Records for this task ->
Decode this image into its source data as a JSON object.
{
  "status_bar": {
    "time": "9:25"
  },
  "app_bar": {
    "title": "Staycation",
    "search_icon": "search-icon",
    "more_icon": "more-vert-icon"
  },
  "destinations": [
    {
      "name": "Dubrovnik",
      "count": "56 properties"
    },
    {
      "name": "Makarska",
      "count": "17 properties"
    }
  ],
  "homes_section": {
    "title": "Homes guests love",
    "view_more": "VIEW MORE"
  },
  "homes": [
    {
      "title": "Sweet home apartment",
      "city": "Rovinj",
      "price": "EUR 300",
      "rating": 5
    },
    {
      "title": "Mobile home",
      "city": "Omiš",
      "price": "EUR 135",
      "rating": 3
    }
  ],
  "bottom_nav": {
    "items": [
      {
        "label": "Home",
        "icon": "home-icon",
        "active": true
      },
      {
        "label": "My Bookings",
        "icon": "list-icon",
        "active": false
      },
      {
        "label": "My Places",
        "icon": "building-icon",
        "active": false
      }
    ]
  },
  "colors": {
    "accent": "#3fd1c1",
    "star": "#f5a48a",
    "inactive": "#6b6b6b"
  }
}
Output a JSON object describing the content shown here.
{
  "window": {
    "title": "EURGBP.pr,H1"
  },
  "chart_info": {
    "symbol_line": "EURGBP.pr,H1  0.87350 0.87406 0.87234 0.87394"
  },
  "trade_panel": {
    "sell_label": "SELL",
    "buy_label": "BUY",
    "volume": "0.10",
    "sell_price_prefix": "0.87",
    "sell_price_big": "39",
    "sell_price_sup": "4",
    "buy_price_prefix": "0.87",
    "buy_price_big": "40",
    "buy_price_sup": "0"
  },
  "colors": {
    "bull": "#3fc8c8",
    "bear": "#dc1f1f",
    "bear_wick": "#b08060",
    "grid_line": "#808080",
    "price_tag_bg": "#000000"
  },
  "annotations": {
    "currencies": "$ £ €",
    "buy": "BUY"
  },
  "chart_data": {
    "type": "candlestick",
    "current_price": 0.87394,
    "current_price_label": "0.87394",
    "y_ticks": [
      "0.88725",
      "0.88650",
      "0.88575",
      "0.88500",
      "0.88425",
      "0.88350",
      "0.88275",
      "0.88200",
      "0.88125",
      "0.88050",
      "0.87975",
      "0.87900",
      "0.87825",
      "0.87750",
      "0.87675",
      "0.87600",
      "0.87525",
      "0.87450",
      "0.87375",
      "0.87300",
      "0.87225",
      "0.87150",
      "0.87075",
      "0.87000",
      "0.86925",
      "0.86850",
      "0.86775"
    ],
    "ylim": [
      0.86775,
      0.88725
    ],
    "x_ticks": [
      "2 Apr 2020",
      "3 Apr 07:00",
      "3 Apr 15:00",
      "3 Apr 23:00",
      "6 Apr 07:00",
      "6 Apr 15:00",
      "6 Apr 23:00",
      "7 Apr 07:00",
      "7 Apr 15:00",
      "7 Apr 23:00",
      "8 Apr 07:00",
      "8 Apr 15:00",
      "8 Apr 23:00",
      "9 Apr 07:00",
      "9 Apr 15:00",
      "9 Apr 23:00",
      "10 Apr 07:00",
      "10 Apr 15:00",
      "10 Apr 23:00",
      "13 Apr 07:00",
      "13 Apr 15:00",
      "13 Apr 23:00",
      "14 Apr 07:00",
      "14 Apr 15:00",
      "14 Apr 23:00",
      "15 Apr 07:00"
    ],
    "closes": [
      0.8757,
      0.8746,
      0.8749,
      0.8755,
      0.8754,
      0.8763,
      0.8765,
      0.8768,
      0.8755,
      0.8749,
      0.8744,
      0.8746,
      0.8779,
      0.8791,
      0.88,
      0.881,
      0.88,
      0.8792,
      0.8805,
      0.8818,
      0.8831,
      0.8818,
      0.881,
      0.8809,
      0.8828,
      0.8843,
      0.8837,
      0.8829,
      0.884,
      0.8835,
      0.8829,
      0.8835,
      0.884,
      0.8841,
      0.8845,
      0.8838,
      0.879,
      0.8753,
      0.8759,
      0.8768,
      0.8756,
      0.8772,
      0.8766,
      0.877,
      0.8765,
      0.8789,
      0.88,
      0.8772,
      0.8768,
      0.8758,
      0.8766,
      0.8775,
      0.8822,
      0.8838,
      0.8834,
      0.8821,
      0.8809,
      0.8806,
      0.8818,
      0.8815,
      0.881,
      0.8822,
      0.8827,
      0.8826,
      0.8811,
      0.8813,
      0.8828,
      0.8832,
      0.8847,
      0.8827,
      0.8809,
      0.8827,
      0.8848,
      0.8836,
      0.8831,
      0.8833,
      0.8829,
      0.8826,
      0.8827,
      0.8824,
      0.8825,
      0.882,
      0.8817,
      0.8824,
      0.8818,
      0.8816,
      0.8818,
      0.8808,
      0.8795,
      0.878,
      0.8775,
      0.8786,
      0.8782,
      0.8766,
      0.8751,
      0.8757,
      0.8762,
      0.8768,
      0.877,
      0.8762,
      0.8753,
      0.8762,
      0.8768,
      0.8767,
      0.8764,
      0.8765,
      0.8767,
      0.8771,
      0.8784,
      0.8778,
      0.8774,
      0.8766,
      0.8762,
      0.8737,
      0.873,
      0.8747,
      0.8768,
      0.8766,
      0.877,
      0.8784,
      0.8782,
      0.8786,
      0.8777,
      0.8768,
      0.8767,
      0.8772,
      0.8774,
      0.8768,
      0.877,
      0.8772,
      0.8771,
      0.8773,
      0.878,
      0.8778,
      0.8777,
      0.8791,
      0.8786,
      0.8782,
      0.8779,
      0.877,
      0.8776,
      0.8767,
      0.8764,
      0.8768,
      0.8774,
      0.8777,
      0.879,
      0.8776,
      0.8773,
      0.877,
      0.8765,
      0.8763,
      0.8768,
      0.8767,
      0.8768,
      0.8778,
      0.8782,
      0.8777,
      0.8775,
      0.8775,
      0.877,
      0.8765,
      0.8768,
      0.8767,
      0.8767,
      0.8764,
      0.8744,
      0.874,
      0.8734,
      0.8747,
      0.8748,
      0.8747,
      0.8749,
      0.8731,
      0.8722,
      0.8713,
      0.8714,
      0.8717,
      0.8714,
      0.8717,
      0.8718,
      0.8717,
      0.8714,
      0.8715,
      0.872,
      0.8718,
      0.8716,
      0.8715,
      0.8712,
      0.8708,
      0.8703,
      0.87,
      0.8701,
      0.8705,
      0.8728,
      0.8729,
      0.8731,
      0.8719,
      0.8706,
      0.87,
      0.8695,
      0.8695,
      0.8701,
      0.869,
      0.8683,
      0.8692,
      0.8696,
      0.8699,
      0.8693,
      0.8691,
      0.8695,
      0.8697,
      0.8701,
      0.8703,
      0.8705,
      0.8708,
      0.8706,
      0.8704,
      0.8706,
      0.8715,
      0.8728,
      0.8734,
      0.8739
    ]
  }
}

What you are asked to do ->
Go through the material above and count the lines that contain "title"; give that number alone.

Reply to the exercise ->
5